Recent years saw Canada's banks work hard at establishing a number of different ways to raise Tier 1 capital.
At times it felt like overkill: Traditional common and preferred stock offerings were augmented with securities with exotic names, such as innovative Tier 1 capital, or covered bonds.
No one is talking about overkill these days. At a time when the ability to raise capital is critical to a financial institution's continued good health, Canada's banks can and are making use of multiple sources of funding.
Which brings us to Bank of Nova Scotia.
Scotiabank tapped that innovative Tier 1 capital market on Thursday by launching a $500-million offering of what's known as BaTS. (All the banks tried to put memorable names on this paper – RBC opted for TruCS, TD uses Cats and BMO went with BOaTS.)
This securities are sold to the income-seekers, and look like debt, but are treated as Tier 1 equity by regulators. The BaTS sport a 7.8 per cent yield, or 471 basis points over a comparable 10 year government bond. That premium rate garnered all sorts of interest, and Scotiabank was able to bump up the final size of the deal to $650-million.

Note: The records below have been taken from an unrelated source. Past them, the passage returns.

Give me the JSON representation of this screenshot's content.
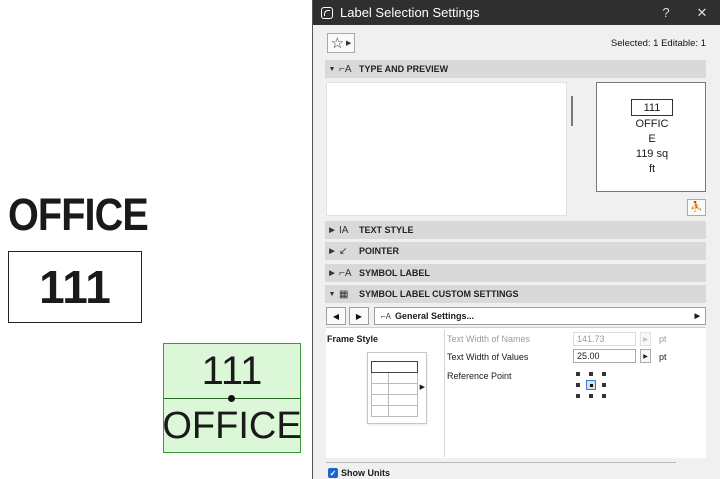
{
  "canvas": {
    "label_name": "OFFICE",
    "label_number": "111",
    "selected_label": {
      "number": "111",
      "name": "OFFICE"
    }
  },
  "dialog": {
    "title": "Label Selection Settings",
    "help_label": "?",
    "close_label": "✕",
    "favorites_icon": "star-icon",
    "favorites_label": "☆",
    "selected_info": "Selected: 1 Editable: 1",
    "panels": {
      "type_preview": "TYPE AND PREVIEW",
      "text_style": "TEXT STYLE",
      "pointer": "POINTER",
      "symbol_label": "SYMBOL LABEL",
      "custom_settings": "SYMBOL LABEL CUSTOM SETTINGS"
    },
    "preview": {
      "number": "111",
      "text": "OFFIC\nE\n119 sq\nft"
    },
    "general_settings": {
      "prev_label": "◀",
      "next_label": "▶",
      "value": "General Settings..."
    },
    "frame_style_label": "Frame Style",
    "params": {
      "names_width": {
        "label": "Text Width of Names",
        "value": "141.73",
        "unit": "pt",
        "enabled": false
      },
      "values_width": {
        "label": "Text Width of Values",
        "value": "25.00",
        "unit": "pt",
        "enabled": true
      },
      "reference_point": {
        "label": "Reference Point"
      }
    },
    "show_units": {
      "label": "Show Units",
      "checked": true
    },
    "colors": {
      "titlebar": "#2f2f2f",
      "selection_fill": "#dcf7d8",
      "selection_border": "#3a9a3a",
      "accent": "#1a66cc"
    }
  }
}
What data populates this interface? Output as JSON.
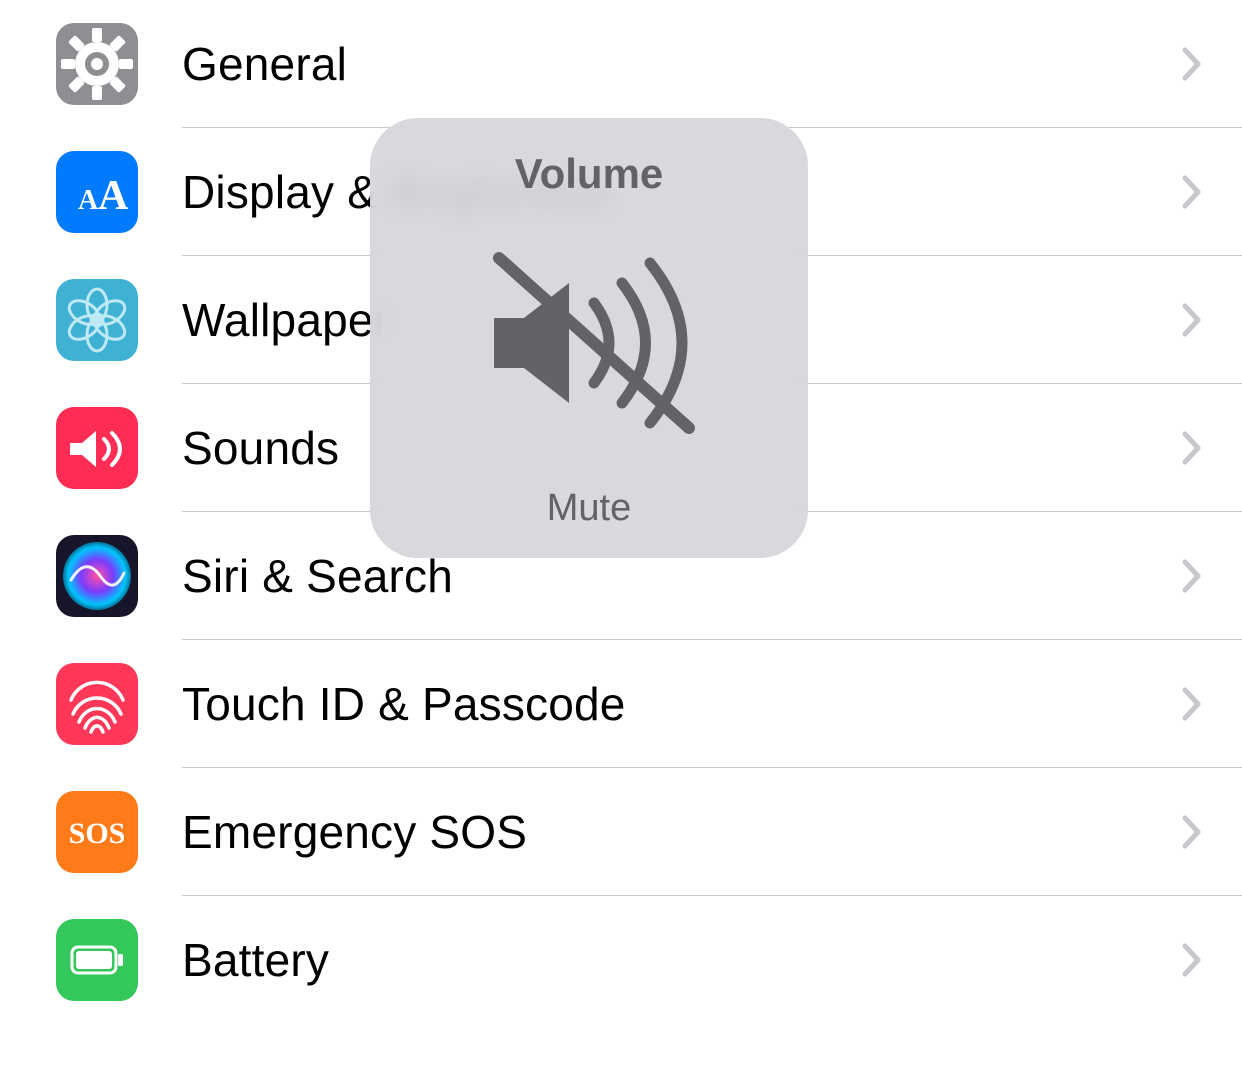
{
  "rows": [
    {
      "key": "general",
      "label": "General",
      "icon": "gear",
      "bg": "#8e8e93",
      "fg": "#ffffff"
    },
    {
      "key": "display",
      "label": "Display & Brightness",
      "icon": "aa",
      "bg": "#007aff",
      "fg": "#ffffff"
    },
    {
      "key": "wallpaper",
      "label": "Wallpaper",
      "icon": "flower",
      "bg": "#3fb2d4",
      "fg": "#bfe9f5"
    },
    {
      "key": "sounds",
      "label": "Sounds",
      "icon": "speaker",
      "bg": "#ff2d55",
      "fg": "#ffffff"
    },
    {
      "key": "siri",
      "label": "Siri & Search",
      "icon": "siri",
      "bg": "#17152a",
      "fg": "#ffffff"
    },
    {
      "key": "touchid",
      "label": "Touch ID & Passcode",
      "icon": "fingerprint",
      "bg": "#ff3758",
      "fg": "#ffffff"
    },
    {
      "key": "sos",
      "label": "Emergency SOS",
      "icon": "sos",
      "bg": "#ff7b1a",
      "fg": "#ffffff"
    },
    {
      "key": "battery",
      "label": "Battery",
      "icon": "battery",
      "bg": "#34c759",
      "fg": "#ffffff"
    }
  ],
  "hud": {
    "title": "Volume",
    "status": "Mute"
  }
}
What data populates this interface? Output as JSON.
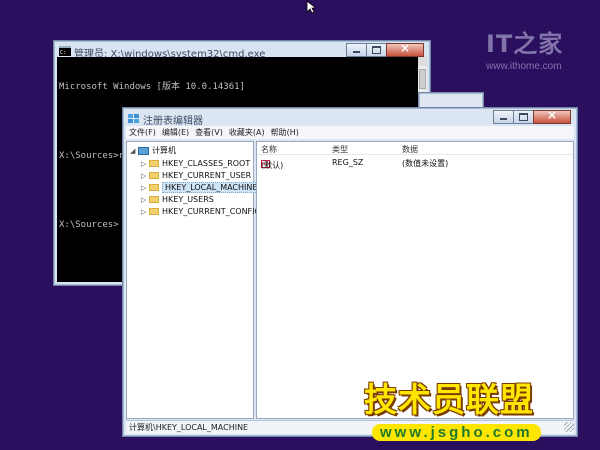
{
  "watermark_top": {
    "logo": "IT之家",
    "url": "www.ithome.com"
  },
  "cmd": {
    "title": "管理员: X:\\windows\\system32\\cmd.exe",
    "lines": [
      "Microsoft Windows [版本 10.0.14361]",
      "",
      "X:\\Sources>regedit",
      "",
      "X:\\Sources>"
    ]
  },
  "regedit": {
    "title": "注册表编辑器",
    "menu": [
      "文件(F)",
      "编辑(E)",
      "查看(V)",
      "收藏夹(A)",
      "帮助(H)"
    ],
    "tree": {
      "root": "计算机",
      "items": [
        "HKEY_CLASSES_ROOT",
        "HKEY_CURRENT_USER",
        "HKEY_LOCAL_MACHINE",
        "HKEY_USERS",
        "HKEY_CURRENT_CONFIG"
      ],
      "selected": "HKEY_LOCAL_MACHINE"
    },
    "columns": {
      "name": "名称",
      "type": "类型",
      "data": "数据"
    },
    "rows": [
      {
        "icon": "ab",
        "name": "(默认)",
        "type": "REG_SZ",
        "data": "(数值未设置)"
      }
    ],
    "status": "计算机\\HKEY_LOCAL_MACHINE"
  },
  "watermark_bottom": {
    "title": "技术员联盟",
    "url": "www.jsgho.com"
  }
}
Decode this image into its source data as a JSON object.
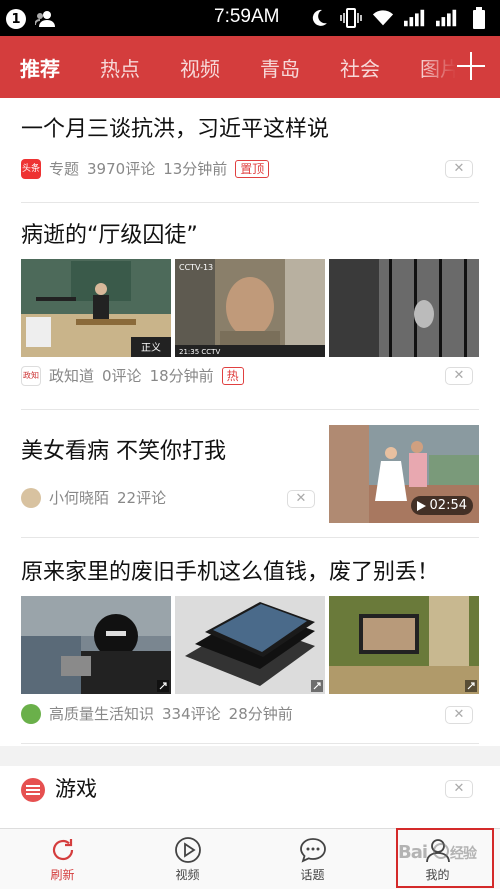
{
  "status_bar": {
    "notification_count": "1",
    "time": "7:59AM"
  },
  "header": {
    "tabs": [
      "推荐",
      "热点",
      "视频",
      "青岛",
      "社会",
      "图片"
    ],
    "active_tab": 0,
    "accent_color": "#d43d3d"
  },
  "feed": [
    {
      "title": "一个月三谈抗洪，习近平这样说",
      "source_icon_text": "头条",
      "source": "专题",
      "comments": "3970评论",
      "time": "13分钟前",
      "tag": "置顶"
    },
    {
      "title": "病逝的“厅级囚徒”",
      "source_icon_text": "政知",
      "source": "政知道",
      "comments": "0评论",
      "time": "18分钟前",
      "tag": "热"
    },
    {
      "title": "美女看病 不笑你打我",
      "source": "小何晓陌",
      "comments": "22评论",
      "duration": "02:54"
    },
    {
      "title": "原来家里的废旧手机这么值钱，废了别丢！",
      "source": "高质量生活知识",
      "comments": "334评论",
      "time": "28分钟前"
    }
  ],
  "game_section": {
    "title": "游戏"
  },
  "dismiss_label": "✕",
  "bottom_nav": [
    {
      "label": "刷新",
      "icon": "refresh-icon",
      "active": true
    },
    {
      "label": "视频",
      "icon": "play-icon",
      "active": false
    },
    {
      "label": "话题",
      "icon": "chat-icon",
      "active": false
    },
    {
      "label": "我的",
      "icon": "user-icon",
      "active": false
    }
  ]
}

Scotia Capital led the offering.Scotiabank was the only one of the five big banks that did not sell common stock last year to shore up its balance sheet. It did issue shares to Sun Life Financial as part of the payment for a stake in fund manager CI Financial, which helped bolster its capital ratios.